Rome's rival in the Punic Wars, consequently pivotal in Anderson's Time Patrol story, "Delenda Est;"
the power of which Ys was a colony;
an example cited both by Robert Heinlein and by Anderson's immortal character, Hanno, of an issue that had been resolved by force.

It is idle to wish that Anderson had written about Aeneas - the man, not the planet. We might as well include the Homeric epics and the Arthurian cycle as well. Everyone cannot write about everything (although why did Shakespeare not write a Robin Hood play?). I would like to be able to share some information about the Virgilian hereafter but like Aeneas himself, I am obscurus, in the darkness, and will have to decipher the opaque text before I am much wiser.


Sean M. Brooks said...

Kaor, Paul!

I know this is a painfully obvious point, but a native speaker and reader of Latin like Gratillonius would have little or no difficulty reading Virgil's AENEID. Or, for that matter, Rufus, the immortal Latin speaking companion of Hanno in THE BOAT OF A MILLION YEARS. We see him still speaking Latin in the 1800s.

Oddly enough, perhaps, I'm reminded of Pope Leo XIII (who died in 1903). He loved Latin so much and was so learned in it that he wrote much poetry in that language.

I'm also reminded of how ENGLISH will change so much that in time many works we can now read with ease would have to be translated into the succeeding forms of that language. An idea we see in Poul Anderson's A KNIGHT OF GHOSTS AND SHADOWS. That novel mentions how Dominic Flandry once read, in TRANSLATION, Elizabeth Barrett Browning's poem "A Musical Instrument." English had changed so much, becoming Anglic, that 19th century works needed to be translated into the Anglic of the Terran Empire a thousand years from now.

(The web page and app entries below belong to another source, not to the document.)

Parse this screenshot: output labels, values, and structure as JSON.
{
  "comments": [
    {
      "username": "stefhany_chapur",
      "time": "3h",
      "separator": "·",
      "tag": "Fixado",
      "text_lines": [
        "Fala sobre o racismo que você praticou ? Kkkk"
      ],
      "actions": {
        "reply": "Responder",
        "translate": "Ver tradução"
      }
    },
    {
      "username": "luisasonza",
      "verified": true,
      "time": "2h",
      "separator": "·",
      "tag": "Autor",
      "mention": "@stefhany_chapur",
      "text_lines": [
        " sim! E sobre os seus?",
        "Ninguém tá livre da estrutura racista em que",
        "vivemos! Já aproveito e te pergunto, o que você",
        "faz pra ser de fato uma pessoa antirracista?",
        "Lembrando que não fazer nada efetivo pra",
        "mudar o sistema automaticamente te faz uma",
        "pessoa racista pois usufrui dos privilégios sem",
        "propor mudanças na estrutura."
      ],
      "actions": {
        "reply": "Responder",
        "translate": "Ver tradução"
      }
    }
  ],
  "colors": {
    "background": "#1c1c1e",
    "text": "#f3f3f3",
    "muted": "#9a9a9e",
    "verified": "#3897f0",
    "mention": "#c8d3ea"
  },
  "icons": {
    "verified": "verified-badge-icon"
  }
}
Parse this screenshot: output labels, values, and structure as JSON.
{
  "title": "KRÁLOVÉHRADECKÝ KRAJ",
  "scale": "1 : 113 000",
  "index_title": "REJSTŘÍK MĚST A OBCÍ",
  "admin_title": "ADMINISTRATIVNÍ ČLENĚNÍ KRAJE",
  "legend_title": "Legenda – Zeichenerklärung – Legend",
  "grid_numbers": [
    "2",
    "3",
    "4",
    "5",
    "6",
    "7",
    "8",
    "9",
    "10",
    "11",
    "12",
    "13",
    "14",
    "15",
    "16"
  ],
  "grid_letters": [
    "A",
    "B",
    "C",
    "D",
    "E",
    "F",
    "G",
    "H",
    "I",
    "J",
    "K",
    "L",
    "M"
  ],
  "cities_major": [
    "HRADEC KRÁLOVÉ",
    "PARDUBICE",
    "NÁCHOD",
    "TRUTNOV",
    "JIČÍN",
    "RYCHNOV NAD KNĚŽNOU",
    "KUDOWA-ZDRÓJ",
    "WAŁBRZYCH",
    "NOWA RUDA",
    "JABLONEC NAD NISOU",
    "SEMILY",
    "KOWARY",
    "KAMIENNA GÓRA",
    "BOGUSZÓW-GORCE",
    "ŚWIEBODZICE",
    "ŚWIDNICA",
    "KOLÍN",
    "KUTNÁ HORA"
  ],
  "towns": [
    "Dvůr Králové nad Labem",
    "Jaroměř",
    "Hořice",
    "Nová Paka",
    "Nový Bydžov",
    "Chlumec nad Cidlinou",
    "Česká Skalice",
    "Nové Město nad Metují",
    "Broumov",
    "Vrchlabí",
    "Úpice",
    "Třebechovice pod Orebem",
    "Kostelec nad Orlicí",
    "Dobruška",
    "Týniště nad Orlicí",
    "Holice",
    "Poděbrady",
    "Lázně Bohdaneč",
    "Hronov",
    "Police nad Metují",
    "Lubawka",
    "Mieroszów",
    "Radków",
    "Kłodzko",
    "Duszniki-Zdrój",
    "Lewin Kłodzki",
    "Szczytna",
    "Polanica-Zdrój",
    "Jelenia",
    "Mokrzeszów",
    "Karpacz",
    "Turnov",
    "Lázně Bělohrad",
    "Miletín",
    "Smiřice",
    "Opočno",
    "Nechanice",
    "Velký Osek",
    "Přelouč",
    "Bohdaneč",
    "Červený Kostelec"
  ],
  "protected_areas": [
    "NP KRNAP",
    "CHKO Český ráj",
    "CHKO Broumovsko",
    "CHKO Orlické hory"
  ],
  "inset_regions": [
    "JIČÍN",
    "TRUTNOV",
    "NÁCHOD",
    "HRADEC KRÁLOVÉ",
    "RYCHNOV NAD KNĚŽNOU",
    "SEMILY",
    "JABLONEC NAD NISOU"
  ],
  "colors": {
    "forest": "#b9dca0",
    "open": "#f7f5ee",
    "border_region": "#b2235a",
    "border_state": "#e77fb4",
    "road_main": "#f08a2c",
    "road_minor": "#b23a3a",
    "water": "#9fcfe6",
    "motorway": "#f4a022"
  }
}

Paul Shackley said...

Yes, at school we hated Caesar and Virgil although our teachers told us it was good. They understood it and we didn't. In Latin, St Augustine wrote that he and his class mates hated Greek although their teachers said it was good! Initially, he could not understand this contradiction but then realized the obvious explanation. Now, my experience of Latin is that I want to read and understand it but still find it almost impenetrable and am certainly not motivated enough to make it a full time study. Look how much more we can accomplish with a language that is virtually transparent to us, although even here I am continually googling Anderson's rich vocabulary.

Sean M. Brooks said...

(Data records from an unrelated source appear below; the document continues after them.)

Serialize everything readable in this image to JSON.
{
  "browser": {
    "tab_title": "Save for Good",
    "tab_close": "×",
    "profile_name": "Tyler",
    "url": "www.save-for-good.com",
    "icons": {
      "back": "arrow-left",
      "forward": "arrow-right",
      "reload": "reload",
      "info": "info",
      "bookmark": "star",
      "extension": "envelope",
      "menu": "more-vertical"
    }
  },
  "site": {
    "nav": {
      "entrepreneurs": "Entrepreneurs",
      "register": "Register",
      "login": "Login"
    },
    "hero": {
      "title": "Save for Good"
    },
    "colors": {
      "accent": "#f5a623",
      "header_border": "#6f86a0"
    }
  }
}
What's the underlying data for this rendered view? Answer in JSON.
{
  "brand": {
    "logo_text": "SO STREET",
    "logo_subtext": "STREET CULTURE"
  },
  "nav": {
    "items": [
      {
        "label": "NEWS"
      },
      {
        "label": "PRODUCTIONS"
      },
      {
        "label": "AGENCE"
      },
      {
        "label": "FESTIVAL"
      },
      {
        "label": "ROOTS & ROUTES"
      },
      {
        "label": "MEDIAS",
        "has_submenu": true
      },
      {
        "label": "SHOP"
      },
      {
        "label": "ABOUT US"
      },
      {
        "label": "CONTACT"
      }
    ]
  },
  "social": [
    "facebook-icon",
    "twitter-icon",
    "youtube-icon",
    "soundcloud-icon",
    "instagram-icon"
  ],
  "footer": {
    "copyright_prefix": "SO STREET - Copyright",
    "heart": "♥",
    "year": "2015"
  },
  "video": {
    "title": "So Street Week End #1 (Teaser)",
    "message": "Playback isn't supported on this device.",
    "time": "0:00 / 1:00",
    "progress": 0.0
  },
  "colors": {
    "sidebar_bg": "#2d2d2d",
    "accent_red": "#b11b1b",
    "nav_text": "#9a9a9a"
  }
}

Kaor, Paul!

Exactly, you have to KNOW a language to truly appreciate it. And it takes hard work and great effort to learn a language which was not the one one we grew up with. And I did recall how St. Augustine had trouble with Greek, for very similar reasons.

And I certainly agree with you about the rich and wide ranging vocabulary of Poul Anderson!